Top of Records for the exercise

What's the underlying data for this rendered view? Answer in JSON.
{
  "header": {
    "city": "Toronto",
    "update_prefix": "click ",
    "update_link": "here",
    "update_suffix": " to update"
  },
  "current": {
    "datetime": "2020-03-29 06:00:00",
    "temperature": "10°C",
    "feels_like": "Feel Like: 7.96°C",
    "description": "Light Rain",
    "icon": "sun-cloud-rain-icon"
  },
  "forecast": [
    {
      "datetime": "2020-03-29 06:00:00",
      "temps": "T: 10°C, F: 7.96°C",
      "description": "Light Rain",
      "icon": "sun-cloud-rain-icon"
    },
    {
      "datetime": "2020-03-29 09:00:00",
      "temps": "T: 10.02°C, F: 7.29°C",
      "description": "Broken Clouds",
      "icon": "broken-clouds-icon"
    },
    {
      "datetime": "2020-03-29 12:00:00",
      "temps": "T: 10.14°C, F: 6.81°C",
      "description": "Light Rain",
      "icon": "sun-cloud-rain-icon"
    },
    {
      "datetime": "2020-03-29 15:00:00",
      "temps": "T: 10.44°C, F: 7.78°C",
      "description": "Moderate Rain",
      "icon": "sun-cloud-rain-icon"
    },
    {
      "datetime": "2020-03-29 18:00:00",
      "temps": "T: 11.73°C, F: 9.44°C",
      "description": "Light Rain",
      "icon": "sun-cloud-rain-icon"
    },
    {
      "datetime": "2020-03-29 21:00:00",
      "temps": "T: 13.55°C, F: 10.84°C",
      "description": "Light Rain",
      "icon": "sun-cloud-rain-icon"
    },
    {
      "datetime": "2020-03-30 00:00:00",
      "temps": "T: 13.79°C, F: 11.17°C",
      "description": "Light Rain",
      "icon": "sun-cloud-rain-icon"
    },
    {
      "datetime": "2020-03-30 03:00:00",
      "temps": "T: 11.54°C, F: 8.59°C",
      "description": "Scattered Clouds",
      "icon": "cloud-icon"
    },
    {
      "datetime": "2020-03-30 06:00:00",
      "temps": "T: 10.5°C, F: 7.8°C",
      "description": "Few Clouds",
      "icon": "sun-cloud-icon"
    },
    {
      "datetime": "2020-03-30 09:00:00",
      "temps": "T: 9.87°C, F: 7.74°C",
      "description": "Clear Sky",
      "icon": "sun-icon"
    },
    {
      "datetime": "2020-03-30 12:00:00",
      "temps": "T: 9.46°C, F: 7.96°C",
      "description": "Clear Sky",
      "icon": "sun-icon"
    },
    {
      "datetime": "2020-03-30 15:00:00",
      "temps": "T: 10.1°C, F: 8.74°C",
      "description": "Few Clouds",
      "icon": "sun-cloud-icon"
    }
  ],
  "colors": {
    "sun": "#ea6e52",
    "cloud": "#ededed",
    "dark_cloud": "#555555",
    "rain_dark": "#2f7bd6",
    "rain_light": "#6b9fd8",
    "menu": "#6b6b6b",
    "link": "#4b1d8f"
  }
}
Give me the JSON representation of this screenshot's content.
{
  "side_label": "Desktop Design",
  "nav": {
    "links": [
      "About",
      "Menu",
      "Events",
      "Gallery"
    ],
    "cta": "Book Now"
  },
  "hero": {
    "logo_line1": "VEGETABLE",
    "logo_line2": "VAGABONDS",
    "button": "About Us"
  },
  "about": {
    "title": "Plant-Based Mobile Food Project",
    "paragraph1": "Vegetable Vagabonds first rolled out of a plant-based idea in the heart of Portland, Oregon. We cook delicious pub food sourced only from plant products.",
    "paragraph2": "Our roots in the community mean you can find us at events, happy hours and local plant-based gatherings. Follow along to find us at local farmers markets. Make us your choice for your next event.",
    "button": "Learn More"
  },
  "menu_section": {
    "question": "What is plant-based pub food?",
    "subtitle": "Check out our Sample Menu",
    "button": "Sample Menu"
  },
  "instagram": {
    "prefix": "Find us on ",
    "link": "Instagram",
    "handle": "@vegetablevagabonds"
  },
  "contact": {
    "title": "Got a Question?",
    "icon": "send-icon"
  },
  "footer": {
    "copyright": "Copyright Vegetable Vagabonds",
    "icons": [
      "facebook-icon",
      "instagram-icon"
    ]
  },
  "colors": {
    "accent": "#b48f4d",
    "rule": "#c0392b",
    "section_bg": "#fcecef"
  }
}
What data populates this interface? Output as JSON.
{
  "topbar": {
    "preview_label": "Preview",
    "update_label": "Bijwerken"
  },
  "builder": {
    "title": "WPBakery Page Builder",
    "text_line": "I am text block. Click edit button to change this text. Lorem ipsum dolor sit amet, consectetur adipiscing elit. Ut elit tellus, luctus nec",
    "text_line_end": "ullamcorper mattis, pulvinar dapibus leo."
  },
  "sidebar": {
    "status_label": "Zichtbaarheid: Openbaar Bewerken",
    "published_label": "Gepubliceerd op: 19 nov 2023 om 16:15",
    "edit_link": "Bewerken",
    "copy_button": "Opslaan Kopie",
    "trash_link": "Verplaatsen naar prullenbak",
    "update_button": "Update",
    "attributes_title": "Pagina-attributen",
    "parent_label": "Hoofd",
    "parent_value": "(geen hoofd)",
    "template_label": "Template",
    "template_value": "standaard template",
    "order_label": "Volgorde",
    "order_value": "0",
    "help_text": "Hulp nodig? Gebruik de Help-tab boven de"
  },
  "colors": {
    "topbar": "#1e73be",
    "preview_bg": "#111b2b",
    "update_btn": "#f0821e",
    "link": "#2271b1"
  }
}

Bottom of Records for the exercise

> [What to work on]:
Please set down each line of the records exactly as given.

> [Result]:
What's the underlying data for this rendered view? Answer in JSON.
{
  "header": {
    "city": "Toronto",
    "update_prefix": "click ",
    "update_link": "here",
    "update_suffix": " to update"
  },
  "current": {
    "datetime": "2020-03-29 06:00:00",
    "temperature": "10°C",
    "feels_like": "Feel Like: 7.96°C",
    "description": "Light Rain",
    "icon": "sun-cloud-rain-icon"
  },
  "forecast": [
    {
      "datetime": "2020-03-29 06:00:00",
      "temps": "T: 10°C, F: 7.96°C",
      "description": "Light Rain",
      "icon": "sun-cloud-rain-icon"
    },
    {
      "datetime": "2020-03-29 09:00:00",
      "temps": "T: 10.02°C, F: 7.29°C",
      "description": "Broken Clouds",
      "icon": "broken-clouds-icon"
    },
    {
      "datetime": "2020-03-29 12:00:00",
      "temps": "T: 10.14°C, F: 6.81°C",
      "description": "Light Rain",
      "icon": "sun-cloud-rain-icon"
    },
    {
      "datetime": "2020-03-29 15:00:00",
      "temps": "T: 10.44°C, F: 7.78°C",
      "description": "Moderate Rain",
      "icon": "sun-cloud-rain-icon"
    },
    {
      "datetime": "2020-03-29 18:00:00",
      "temps": "T: 11.73°C, F: 9.44°C",
      "description": "Light Rain",
      "icon": "sun-cloud-rain-icon"
    },
    {
      "datetime": "2020-03-29 21:00:00",
      "temps": "T: 13.55°C, F: 10.84°C",
      "description": "Light Rain",
      "icon": "sun-cloud-rain-icon"
    },
    {
      "datetime": "2020-03-30 00:00:00",
      "temps": "T: 13.79°C, F: 11.17°C",
      "description": "Light Rain",
      "icon": "sun-cloud-rain-icon"
    },
    {
      "datetime": "2020-03-30 03:00:00",
      "temps": "T: 11.54°C, F: 8.59°C",
      "description": "Scattered Clouds",
      "icon": "cloud-icon"
    },
    {
      "datetime": "2020-03-30 06:00:00",
      "temps": "T: 10.5°C, F: 7.8°C",
      "description": "Few Clouds",
      "icon": "sun-cloud-icon"
    },
    {
      "datetime": "2020-03-30 09:00:00",
      "temps": "T: 9.87°C, F: 7.74°C",
      "description": "Clear Sky",
      "icon": "sun-icon"
    },
    {
      "datetime": "2020-03-30 12:00:00",
      "temps": "T: 9.46°C, F: 7.96°C",
      "description": "Clear Sky",
      "icon": "sun-icon"
    },
    {
      "datetime": "2020-03-30 15:00:00",
      "temps": "T: 10.1°C, F: 8.74°C",
      "description": "Few Clouds",
      "icon": "sun-cloud-icon"
    }
  ],
  "colors": {
    "sun": "#ea6e52",
    "cloud": "#ededed",
    "dark_cloud": "#555555",
    "rain_dark": "#2f7bd6",
    "rain_light": "#6b9fd8",
    "menu": "#6b6b6b",
    "link": "#4b1d8f"
  }
}
Give me the JSON representation of this screenshot's content.
{
  "side_label": "Desktop Design",
  "nav": {
    "links": [
      "About",
      "Menu",
      "Events",
      "Gallery"
    ],
    "cta": "Book Now"
  },
  "hero": {
    "logo_line1": "VEGETABLE",
    "logo_line2": "VAGABONDS",
    "button": "About Us"
  },
  "about": {
    "title": "Plant-Based Mobile Food Project",
    "paragraph1": "Vegetable Vagabonds first rolled out of a plant-based idea in the heart of Portland, Oregon. We cook delicious pub food sourced only from plant products.",
    "paragraph2": "Our roots in the community mean you can find us at events, happy hours and local plant-based gatherings. Follow along to find us at local farmers markets. Make us your choice for your next event.",
    "button": "Learn More"
  },
  "menu_section": {
    "question": "What is plant-based pub food?",
    "subtitle": "Check out our Sample Menu",
    "button": "Sample Menu"
  },
  "instagram": {
    "prefix": "Find us on ",
    "link": "Instagram",
    "handle": "@vegetablevagabonds"
  },
  "contact": {
    "title": "Got a Question?",
    "icon": "send-icon"
  },
  "footer": {
    "copyright": "Copyright Vegetable Vagabonds",
    "icons": [
      "facebook-icon",
      "instagram-icon"
    ]
  },
  "colors": {
    "accent": "#b48f4d",
    "rule": "#c0392b",
    "section_bg": "#fcecef"
  }
}
What data populates this interface? Output as JSON.
{
  "topbar": {
    "preview_label": "Preview",
    "update_label": "Bijwerken"
  },
  "builder": {
    "title": "WPBakery Page Builder",
    "text_line": "I am text block. Click edit button to change this text. Lorem ipsum dolor sit amet, consectetur adipiscing elit. Ut elit tellus, luctus nec",
    "text_line_end": "ullamcorper mattis, pulvinar dapibus leo."
  },
  "sidebar": {
    "status_label": "Zichtbaarheid: Openbaar Bewerken",
    "published_label": "Gepubliceerd op: 19 nov 2023 om 16:15",
    "edit_link": "Bewerken",
    "copy_button": "Opslaan Kopie",
    "trash_link": "Verplaatsen naar prullenbak",
    "update_button": "Update",
    "attributes_title": "Pagina-attributen",
    "parent_label": "Hoofd",
    "parent_value": "(geen hoofd)",
    "template_label": "Template",
    "template_value": "standaard template",
    "order_label": "Volgorde",
    "order_value": "0",
    "help_text": "Hulp nodig? Gebruik de Help-tab boven de"
  },
  "colors": {
    "topbar": "#1e73be",
    "preview_bg": "#111b2b",
    "update_btn": "#f0821e",
    "link": "#2271b1"
  }
}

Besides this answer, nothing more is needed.